Exercise: With pictures omitted, output the records below exactly as they appear.
--- Records supplied ---
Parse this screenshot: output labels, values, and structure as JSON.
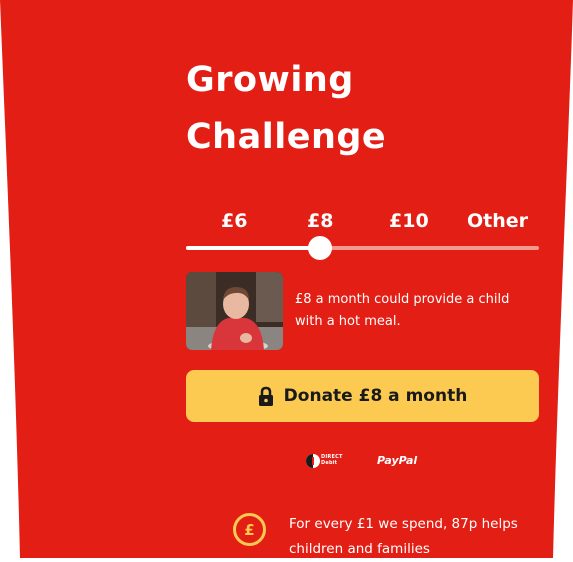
{
  "colors": {
    "panel": "#e31e14",
    "button": "#fcc951",
    "track": "#f39a8f"
  },
  "title": {
    "line1": "Growing",
    "line2": "Challenge"
  },
  "amounts": [
    "£6",
    "£8",
    "£10",
    "Other"
  ],
  "slider": {
    "selected_index": 1,
    "selected_value": "£8"
  },
  "impact_text": "£8 a month could provide a child with a hot meal.",
  "donate": {
    "icon": "lock-icon",
    "label": "Donate £8 a month"
  },
  "payment": {
    "direct_debit_line1": "DIRECT",
    "direct_debit_line2": "Debit",
    "paypal": "PayPal"
  },
  "stat": {
    "icon": "pound-icon",
    "symbol": "£",
    "text": "For every £1 we spend, 87p helps children and families"
  }
}
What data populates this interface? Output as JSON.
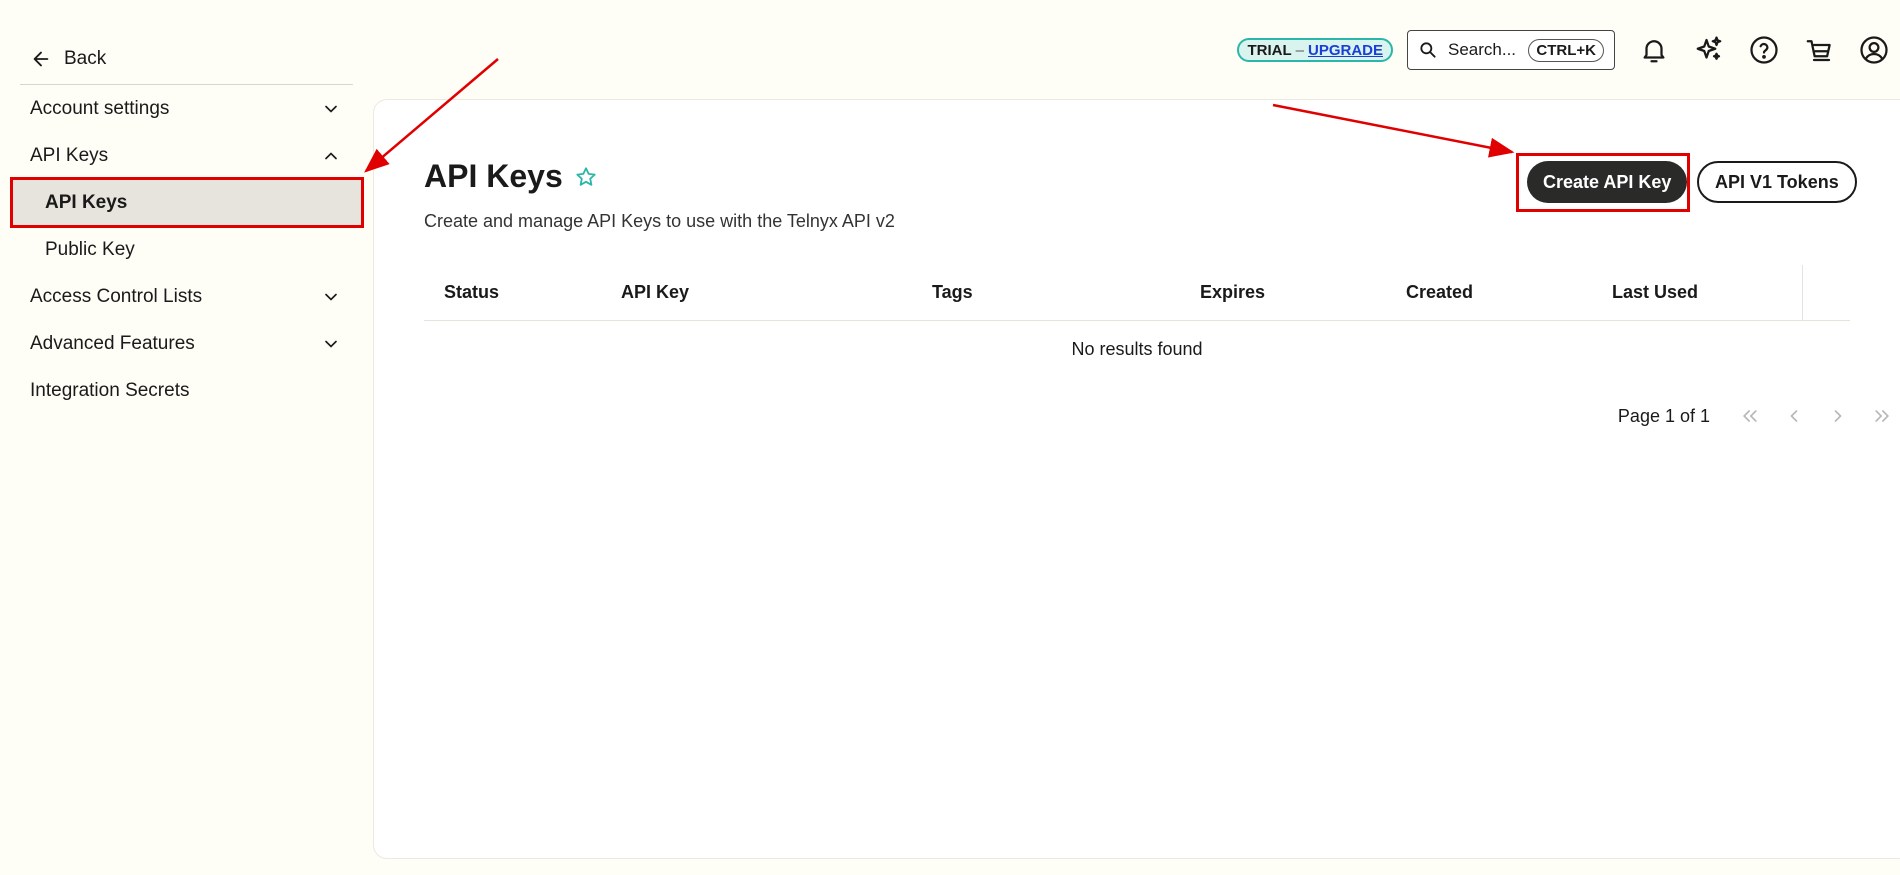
{
  "sidebar": {
    "back_label": "Back",
    "items": [
      {
        "label": "Account settings"
      },
      {
        "label": "API Keys"
      },
      {
        "label": "API Keys"
      },
      {
        "label": "Public Key"
      },
      {
        "label": "Access Control Lists"
      },
      {
        "label": "Advanced Features"
      },
      {
        "label": "Integration Secrets"
      }
    ]
  },
  "topbar": {
    "trial": "TRIAL",
    "separator": "–",
    "upgrade": "UPGRADE",
    "search_placeholder": "Search...",
    "search_shortcut": "CTRL+K"
  },
  "main": {
    "title": "API Keys",
    "subtitle": "Create and manage API Keys to use with the Telnyx API v2",
    "create_button": "Create API Key",
    "v1_button": "API V1 Tokens",
    "table": {
      "columns": [
        "Status",
        "API Key",
        "Tags",
        "Expires",
        "Created",
        "Last Used"
      ],
      "empty_message": "No results found"
    },
    "pagination": {
      "label": "Page 1 of 1"
    }
  },
  "colors": {
    "background": "#fefdf6",
    "accent_teal": "#2ab7a9",
    "annotation_red": "#e00000",
    "primary_button": "#2a2a28"
  }
}
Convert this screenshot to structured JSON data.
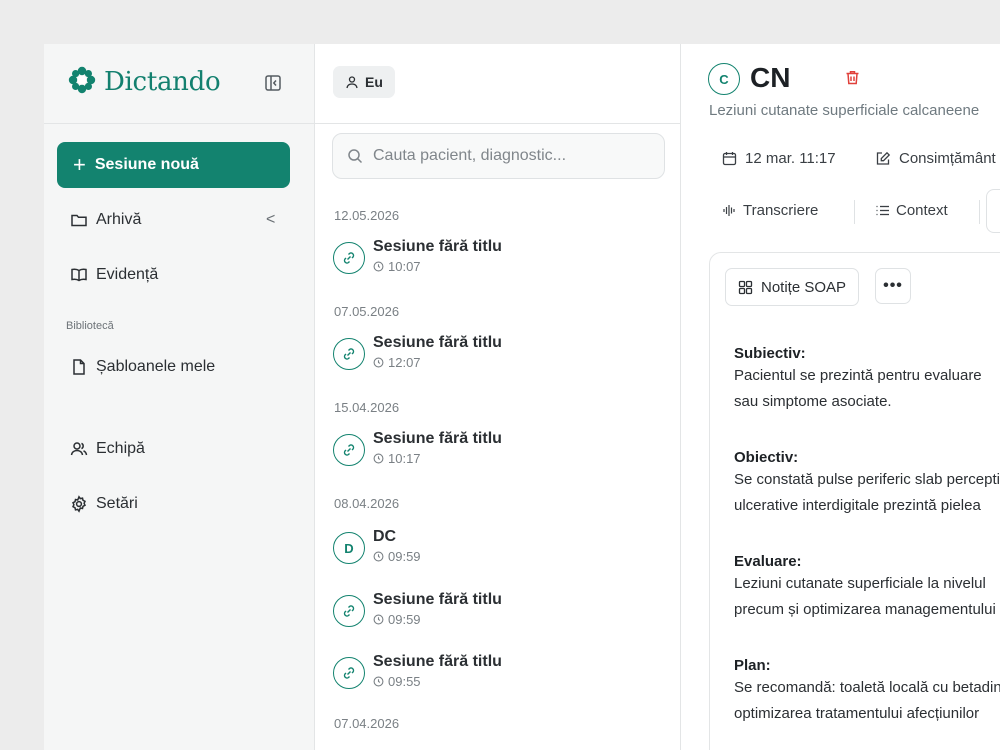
{
  "sidebar": {
    "brand": "Dictando",
    "new_session": "Sesiune nouă",
    "nav": [
      {
        "label": "Arhivă",
        "icon": "folder-icon"
      },
      {
        "label": "Evidență",
        "icon": "book-icon"
      }
    ],
    "section_label": "Bibliotecă",
    "library": [
      {
        "label": "Șabloanele mele",
        "icon": "file-icon"
      }
    ],
    "bottom": [
      {
        "label": "Echipă",
        "icon": "users-icon"
      },
      {
        "label": "Setări",
        "icon": "gear-icon"
      }
    ]
  },
  "middle": {
    "filter_chip": "Eu",
    "search_placeholder": "Cauta pacient, diagnostic...",
    "groups": [
      {
        "date": "12.05.2026",
        "sessions": [
          {
            "title": "Sesiune fără titlu",
            "time": "10:07",
            "icon": "link-icon"
          }
        ]
      },
      {
        "date": "07.05.2026",
        "sessions": [
          {
            "title": "Sesiune fără titlu",
            "time": "12:07",
            "icon": "link-icon"
          }
        ]
      },
      {
        "date": "15.04.2026",
        "sessions": [
          {
            "title": "Sesiune fără titlu",
            "time": "10:17",
            "icon": "link-icon"
          }
        ]
      },
      {
        "date": "08.04.2026",
        "sessions": [
          {
            "title": "DC",
            "time": "09:59",
            "initial": "D"
          },
          {
            "title": "Sesiune fără titlu",
            "time": "09:59",
            "icon": "link-icon"
          },
          {
            "title": "Sesiune fără titlu",
            "time": "09:55",
            "icon": "link-icon"
          }
        ]
      },
      {
        "date": "07.04.2026",
        "sessions": []
      }
    ]
  },
  "detail": {
    "avatar_initial": "C",
    "patient": "CN",
    "diagnosis": "Leziuni cutanate superficiale calcaneene",
    "date": "12 mar. 11:17",
    "consent": "Consimțământ",
    "tabs": [
      "Transcriere",
      "Context"
    ],
    "notes_button": "Notițe SOAP",
    "more_button": "•••",
    "soap": [
      {
        "heading": "Subiectiv:",
        "lines": [
          "Pacientul se prezintă pentru evaluare",
          "sau simptome asociate."
        ]
      },
      {
        "heading": "Obiectiv:",
        "lines": [
          "Se constată pulse periferic slab perceptibile",
          "ulcerative interdigitale prezintă pielea"
        ]
      },
      {
        "heading": "Evaluare:",
        "lines": [
          "Leziuni cutanate superficiale la nivelul",
          "precum și optimizarea managementului"
        ]
      },
      {
        "heading": "Plan:",
        "lines": [
          "Se recomandă: toaletă locală cu betadină",
          "optimizarea tratamentului afecțiunilor"
        ]
      }
    ]
  },
  "colors": {
    "accent": "#13836f",
    "sidebar_bg": "#f5f6f6",
    "page_bg": "#ececec",
    "danger": "#e0403a"
  }
}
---
Solution to this problem:
Parse this screenshot: output labels, values, and structure as JSON.
{
  "colors": {
    "panel": "#e31e14",
    "button": "#fcc951",
    "track": "#f39a8f"
  },
  "title": {
    "line1": "Growing",
    "line2": "Challenge"
  },
  "amounts": [
    "£6",
    "£8",
    "£10",
    "Other"
  ],
  "slider": {
    "selected_index": 1,
    "selected_value": "£8"
  },
  "impact_text": "£8 a month could provide a child with a hot meal.",
  "donate": {
    "icon": "lock-icon",
    "label": "Donate £8 a month"
  },
  "payment": {
    "direct_debit_line1": "DIRECT",
    "direct_debit_line2": "Debit",
    "paypal": "PayPal"
  },
  "stat": {
    "icon": "pound-icon",
    "symbol": "£",
    "text": "For every £1 we spend, 87p helps children and families"
  }
}
What data populates this interface? Output as JSON.
{
  "sidebar": {
    "back_label": "Back",
    "items": [
      {
        "label": "Account settings"
      },
      {
        "label": "API Keys"
      },
      {
        "label": "API Keys"
      },
      {
        "label": "Public Key"
      },
      {
        "label": "Access Control Lists"
      },
      {
        "label": "Advanced Features"
      },
      {
        "label": "Integration Secrets"
      }
    ]
  },
  "topbar": {
    "trial": "TRIAL",
    "separator": "–",
    "upgrade": "UPGRADE",
    "search_placeholder": "Search...",
    "search_shortcut": "CTRL+K"
  },
  "main": {
    "title": "API Keys",
    "subtitle": "Create and manage API Keys to use with the Telnyx API v2",
    "create_button": "Create API Key",
    "v1_button": "API V1 Tokens",
    "table": {
      "columns": [
        "Status",
        "API Key",
        "Tags",
        "Expires",
        "Created",
        "Last Used"
      ],
      "empty_message": "No results found"
    },
    "pagination": {
      "label": "Page 1 of 1"
    }
  },
  "colors": {
    "background": "#fefdf6",
    "accent_teal": "#2ab7a9",
    "annotation_red": "#e00000",
    "primary_button": "#2a2a28"
  }
}
Convert this screenshot to structured JSON data.
{
  "sidebar": {
    "brand": "Dictando",
    "new_session": "Sesiune nouă",
    "nav": [
      {
        "label": "Arhivă",
        "icon": "folder-icon"
      },
      {
        "label": "Evidență",
        "icon": "book-icon"
      }
    ],
    "section_label": "Bibliotecă",
    "library": [
      {
        "label": "Șabloanele mele",
        "icon": "file-icon"
      }
    ],
    "bottom": [
      {
        "label": "Echipă",
        "icon": "users-icon"
      },
      {
        "label": "Setări",
        "icon": "gear-icon"
      }
    ]
  },
  "middle": {
    "filter_chip": "Eu",
    "search_placeholder": "Cauta pacient, diagnostic...",
    "groups": [
      {
        "date": "12.05.2026",
        "sessions": [
          {
            "title": "Sesiune fără titlu",
            "time": "10:07",
            "icon": "link-icon"
          }
        ]
      },
      {
        "date": "07.05.2026",
        "sessions": [
          {
            "title": "Sesiune fără titlu",
            "time": "12:07",
            "icon": "link-icon"
          }
        ]
      },
      {
        "date": "15.04.2026",
        "sessions": [
          {
            "title": "Sesiune fără titlu",
            "time": "10:17",
            "icon": "link-icon"
          }
        ]
      },
      {
        "date": "08.04.2026",
        "sessions": [
          {
            "title": "DC",
            "time": "09:59",
            "initial": "D"
          },
          {
            "title": "Sesiune fără titlu",
            "time": "09:59",
            "icon": "link-icon"
          },
          {
            "title": "Sesiune fără titlu",
            "time": "09:55",
            "icon": "link-icon"
          }
        ]
      },
      {
        "date": "07.04.2026",
        "sessions": []
      }
    ]
  },
  "detail": {
    "avatar_initial": "C",
    "patient": "CN",
    "diagnosis": "Leziuni cutanate superficiale calcaneene",
    "date": "12 mar. 11:17",
    "consent": "Consimțământ",
    "tabs": [
      "Transcriere",
      "Context"
    ],
    "notes_button": "Notițe SOAP",
    "more_button": "•••",
    "soap": [
      {
        "heading": "Subiectiv:",
        "lines": [
          "Pacientul se prezintă pentru evaluare",
          "sau simptome asociate."
        ]
      },
      {
        "heading": "Obiectiv:",
        "lines": [
          "Se constată pulse periferic slab perceptibile",
          "ulcerative interdigitale prezintă pielea"
        ]
      },
      {
        "heading": "Evaluare:",
        "lines": [
          "Leziuni cutanate superficiale la nivelul",
          "precum și optimizarea managementului"
        ]
      },
      {
        "heading": "Plan:",
        "lines": [
          "Se recomandă: toaletă locală cu betadină",
          "optimizarea tratamentului afecțiunilor"
        ]
      }
    ]
  },
  "colors": {
    "accent": "#13836f",
    "sidebar_bg": "#f5f6f6",
    "page_bg": "#ececec",
    "danger": "#e0403a"
  }
}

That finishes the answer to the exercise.